(Entries from a dataset of interfaces)
- Opening Delimiter -

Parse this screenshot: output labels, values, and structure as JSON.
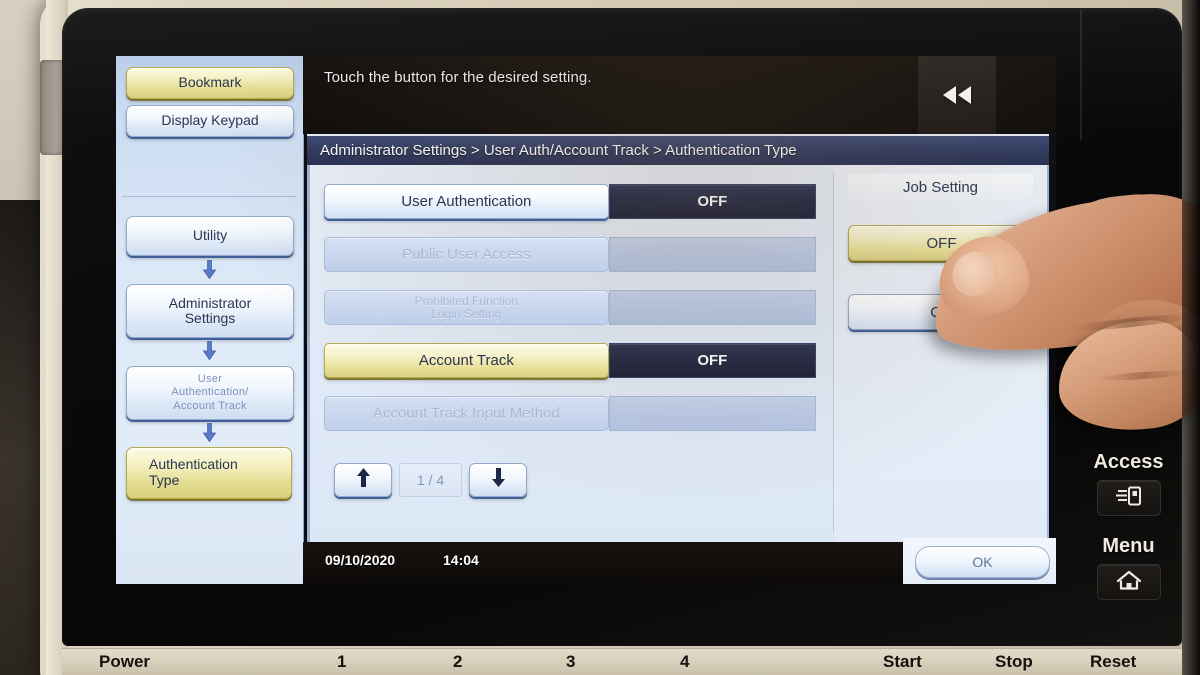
{
  "hint": {
    "text": "Touch the button for the desired setting.",
    "back_icon": "rewind-back-icon"
  },
  "breadcrumb": {
    "text": "Administrator Settings > User Auth/Account Track > Authentication Type"
  },
  "sidebar": {
    "buttons": [
      {
        "label": "Bookmark",
        "state": "selected"
      },
      {
        "label": "Display Keypad",
        "state": "normal"
      }
    ],
    "path": [
      {
        "label": "Utility",
        "state": "normal"
      },
      {
        "label": "Administrator Settings",
        "line1": "Administrator",
        "line2": "Settings",
        "state": "normal"
      },
      {
        "label": "User Authentication/ Account Track",
        "line1": "User",
        "line2": "Authentication/",
        "line3": "Account Track",
        "state": "dim"
      },
      {
        "label": "Authentication Type",
        "line1": "Authentication",
        "line2": "Type",
        "state": "selected"
      }
    ],
    "arrow_icon": "arrow-down-icon"
  },
  "settings": {
    "rows": [
      {
        "label": "User Authentication",
        "value": "OFF",
        "state": "enabled"
      },
      {
        "label": "Public User Access",
        "value": "",
        "state": "disabled"
      },
      {
        "label": "Prohibited Function Login Setting",
        "line1": "Prohibited Function",
        "line2": "Login Setting",
        "value": "",
        "state": "disabled"
      },
      {
        "label": "Account Track",
        "value": "OFF",
        "state": "selected"
      },
      {
        "label": "Account Track Input Method",
        "value": "",
        "state": "disabled"
      }
    ],
    "pager": {
      "up_icon": "arrow-up-icon",
      "down_icon": "arrow-down-icon",
      "page": "1 / 4"
    }
  },
  "job_setting": {
    "title": "Job Setting",
    "options": [
      {
        "label": "OFF",
        "state": "selected"
      },
      {
        "label": "ON",
        "state": "normal"
      }
    ]
  },
  "status": {
    "date": "09/10/2020",
    "time": "14:04",
    "ok_label": "OK"
  },
  "hardware": {
    "power_icon": "power-ring-icon",
    "keys": [
      {
        "label": "Access",
        "icon": "access-card-icon"
      },
      {
        "label": "Menu",
        "icon": "home-icon"
      }
    ],
    "legend": [
      "Power",
      "1",
      "2",
      "3",
      "4",
      "Start",
      "Stop",
      "Reset"
    ]
  },
  "colors": {
    "selected": "#e7df98",
    "value_dark": "#232942",
    "breadcrumb": "#2f3a60",
    "screen_bg": "#e2ebf7",
    "sidebar_bg": "#dae7f6"
  }
}
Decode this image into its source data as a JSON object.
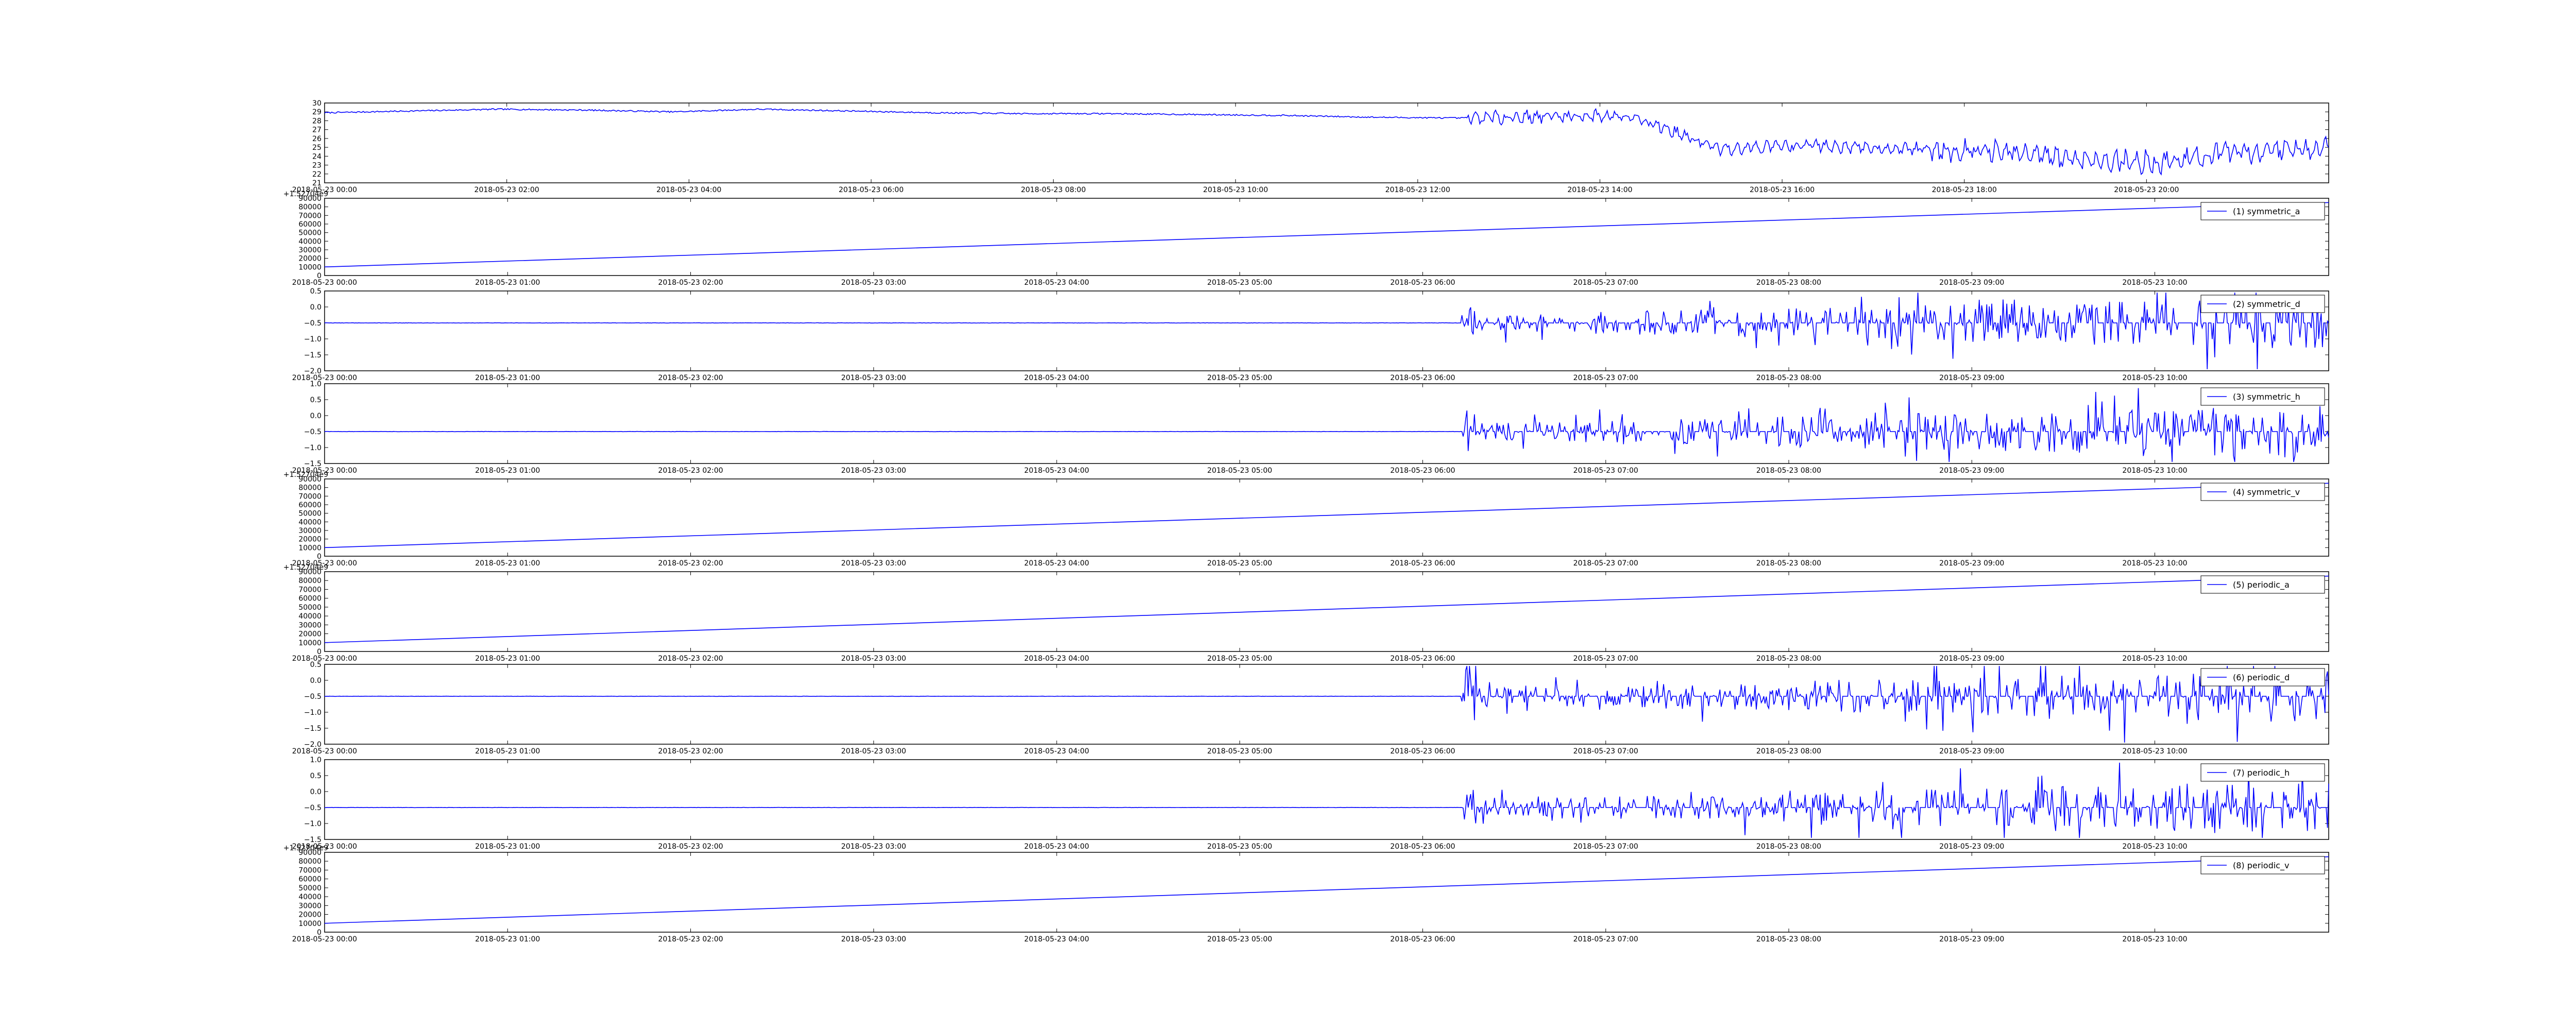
{
  "figure": {
    "background": "#ffffff",
    "line_color": "#0000ff",
    "axes_color": "#000000"
  },
  "chart_data": [
    {
      "type": "line",
      "series": [
        {
          "values_kind": "sampled",
          "x": [
            "2018-05-23 00:00",
            "2018-05-23 01:00",
            "2018-05-23 02:00",
            "2018-05-23 03:00",
            "2018-05-23 04:00",
            "2018-05-23 05:00",
            "2018-05-23 06:00",
            "2018-05-23 07:00",
            "2018-05-23 08:00",
            "2018-05-23 09:00",
            "2018-05-23 10:00",
            "2018-05-23 11:00",
            "2018-05-23 12:00",
            "2018-05-23 12:45",
            "2018-05-23 13:00",
            "2018-05-23 14:00",
            "2018-05-23 15:00",
            "2018-05-23 16:00",
            "2018-05-23 17:00",
            "2018-05-23 18:00",
            "2018-05-23 19:00",
            "2018-05-23 20:00",
            "2018-05-23 21:00",
            "2018-05-23 22:00"
          ],
          "values": [
            28.9,
            29.1,
            29.3,
            29.2,
            29.0,
            29.3,
            29.1,
            28.9,
            28.8,
            28.8,
            28.7,
            28.6,
            28.4,
            28.3,
            28.5,
            28.6,
            24.8,
            25.3,
            24.9,
            24.6,
            23.8,
            23.2,
            24.5,
            25.0
          ]
        }
      ],
      "x_ticks": [
        "2018-05-23 00:00",
        "2018-05-23 02:00",
        "2018-05-23 04:00",
        "2018-05-23 06:00",
        "2018-05-23 08:00",
        "2018-05-23 10:00",
        "2018-05-23 12:00",
        "2018-05-23 14:00",
        "2018-05-23 16:00",
        "2018-05-23 18:00",
        "2018-05-23 20:00"
      ],
      "y_ticks": [
        "21",
        "22",
        "23",
        "24",
        "25",
        "26",
        "27",
        "28",
        "29",
        "30"
      ],
      "ylim": [
        21,
        30
      ],
      "offset_text": "",
      "legend": ""
    },
    {
      "type": "line",
      "series": [
        {
          "name": "(1) symmetric_a",
          "values": [
            10000,
            85000
          ]
        }
      ],
      "x_ticks": [
        "2018-05-23 00:00",
        "2018-05-23 01:00",
        "2018-05-23 02:00",
        "2018-05-23 03:00",
        "2018-05-23 04:00",
        "2018-05-23 05:00",
        "2018-05-23 06:00",
        "2018-05-23 07:00",
        "2018-05-23 08:00",
        "2018-05-23 09:00",
        "2018-05-23 10:00"
      ],
      "y_ticks": [
        "0",
        "10000",
        "20000",
        "30000",
        "40000",
        "50000",
        "60000",
        "70000",
        "80000",
        "90000"
      ],
      "ylim": [
        0,
        90000
      ],
      "offset_text": "+1.52704e9",
      "legend": "(1) symmetric_a"
    },
    {
      "type": "line",
      "series": [
        {
          "name": "(2) symmetric_d",
          "values_kind": "noise",
          "base": -0.5
        }
      ],
      "x_ticks": [
        "2018-05-23 00:00",
        "2018-05-23 01:00",
        "2018-05-23 02:00",
        "2018-05-23 03:00",
        "2018-05-23 04:00",
        "2018-05-23 05:00",
        "2018-05-23 06:00",
        "2018-05-23 07:00",
        "2018-05-23 08:00",
        "2018-05-23 09:00",
        "2018-05-23 10:00"
      ],
      "y_ticks": [
        "−2.0",
        "−1.5",
        "−1.0",
        "−0.5",
        "0.0",
        "0.5"
      ],
      "ylim": [
        -2.0,
        0.5
      ],
      "offset_text": "",
      "legend": "(2) symmetric_d"
    },
    {
      "type": "line",
      "series": [
        {
          "name": "(3) symmetric_h",
          "values_kind": "noise",
          "base": -0.5
        }
      ],
      "x_ticks": [
        "2018-05-23 00:00",
        "2018-05-23 01:00",
        "2018-05-23 02:00",
        "2018-05-23 03:00",
        "2018-05-23 04:00",
        "2018-05-23 05:00",
        "2018-05-23 06:00",
        "2018-05-23 07:00",
        "2018-05-23 08:00",
        "2018-05-23 09:00",
        "2018-05-23 10:00"
      ],
      "y_ticks": [
        "−1.5",
        "−1.0",
        "−0.5",
        "0.0",
        "0.5",
        "1.0"
      ],
      "ylim": [
        -1.5,
        1.0
      ],
      "offset_text": "",
      "legend": "(3) symmetric_h"
    },
    {
      "type": "line",
      "series": [
        {
          "name": "(4) symmetric_v",
          "values": [
            10000,
            85000
          ]
        }
      ],
      "x_ticks": [
        "2018-05-23 00:00",
        "2018-05-23 01:00",
        "2018-05-23 02:00",
        "2018-05-23 03:00",
        "2018-05-23 04:00",
        "2018-05-23 05:00",
        "2018-05-23 06:00",
        "2018-05-23 07:00",
        "2018-05-23 08:00",
        "2018-05-23 09:00",
        "2018-05-23 10:00"
      ],
      "y_ticks": [
        "0",
        "10000",
        "20000",
        "30000",
        "40000",
        "50000",
        "60000",
        "70000",
        "80000",
        "90000"
      ],
      "ylim": [
        0,
        90000
      ],
      "offset_text": "+1.52704e9",
      "legend": "(4) symmetric_v"
    },
    {
      "type": "line",
      "series": [
        {
          "name": "(5) periodic_a",
          "values": [
            10000,
            85000
          ]
        }
      ],
      "x_ticks": [
        "2018-05-23 00:00",
        "2018-05-23 01:00",
        "2018-05-23 02:00",
        "2018-05-23 03:00",
        "2018-05-23 04:00",
        "2018-05-23 05:00",
        "2018-05-23 06:00",
        "2018-05-23 07:00",
        "2018-05-23 08:00",
        "2018-05-23 09:00",
        "2018-05-23 10:00"
      ],
      "y_ticks": [
        "0",
        "10000",
        "20000",
        "30000",
        "40000",
        "50000",
        "60000",
        "70000",
        "80000",
        "90000"
      ],
      "ylim": [
        0,
        90000
      ],
      "offset_text": "+1.52704e9",
      "legend": "(5) periodic_a"
    },
    {
      "type": "line",
      "series": [
        {
          "name": "(6) periodic_d",
          "values_kind": "noise",
          "base": -0.5
        }
      ],
      "x_ticks": [
        "2018-05-23 00:00",
        "2018-05-23 01:00",
        "2018-05-23 02:00",
        "2018-05-23 03:00",
        "2018-05-23 04:00",
        "2018-05-23 05:00",
        "2018-05-23 06:00",
        "2018-05-23 07:00",
        "2018-05-23 08:00",
        "2018-05-23 09:00",
        "2018-05-23 10:00"
      ],
      "y_ticks": [
        "−2.0",
        "−1.5",
        "−1.0",
        "−0.5",
        "0.0",
        "0.5"
      ],
      "ylim": [
        -2.0,
        0.5
      ],
      "offset_text": "",
      "legend": "(6) periodic_d"
    },
    {
      "type": "line",
      "series": [
        {
          "name": "(7) periodic_h",
          "values_kind": "noise",
          "base": -0.5
        }
      ],
      "x_ticks": [
        "2018-05-23 00:00",
        "2018-05-23 01:00",
        "2018-05-23 02:00",
        "2018-05-23 03:00",
        "2018-05-23 04:00",
        "2018-05-23 05:00",
        "2018-05-23 06:00",
        "2018-05-23 07:00",
        "2018-05-23 08:00",
        "2018-05-23 09:00",
        "2018-05-23 10:00"
      ],
      "y_ticks": [
        "−1.5",
        "−1.0",
        "−0.5",
        "0.0",
        "0.5",
        "1.0"
      ],
      "ylim": [
        -1.5,
        1.0
      ],
      "offset_text": "",
      "legend": "(7) periodic_h"
    },
    {
      "type": "line",
      "series": [
        {
          "name": "(8) periodic_v",
          "values": [
            10000,
            85000
          ]
        }
      ],
      "x_ticks": [
        "2018-05-23 00:00",
        "2018-05-23 01:00",
        "2018-05-23 02:00",
        "2018-05-23 03:00",
        "2018-05-23 04:00",
        "2018-05-23 05:00",
        "2018-05-23 06:00",
        "2018-05-23 07:00",
        "2018-05-23 08:00",
        "2018-05-23 09:00",
        "2018-05-23 10:00"
      ],
      "y_ticks": [
        "0",
        "10000",
        "20000",
        "30000",
        "40000",
        "50000",
        "60000",
        "70000",
        "80000",
        "90000"
      ],
      "ylim": [
        0,
        90000
      ],
      "offset_text": "+1.52704e9",
      "legend": "(8) periodic_v"
    }
  ]
}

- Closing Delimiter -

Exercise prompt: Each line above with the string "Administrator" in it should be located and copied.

Solution to the exercise:
    "text": "Administrator Settings > User Auth/Account Track > Authentication Type"
        "label": "Administrator Settings",
        "line1": "Administrator",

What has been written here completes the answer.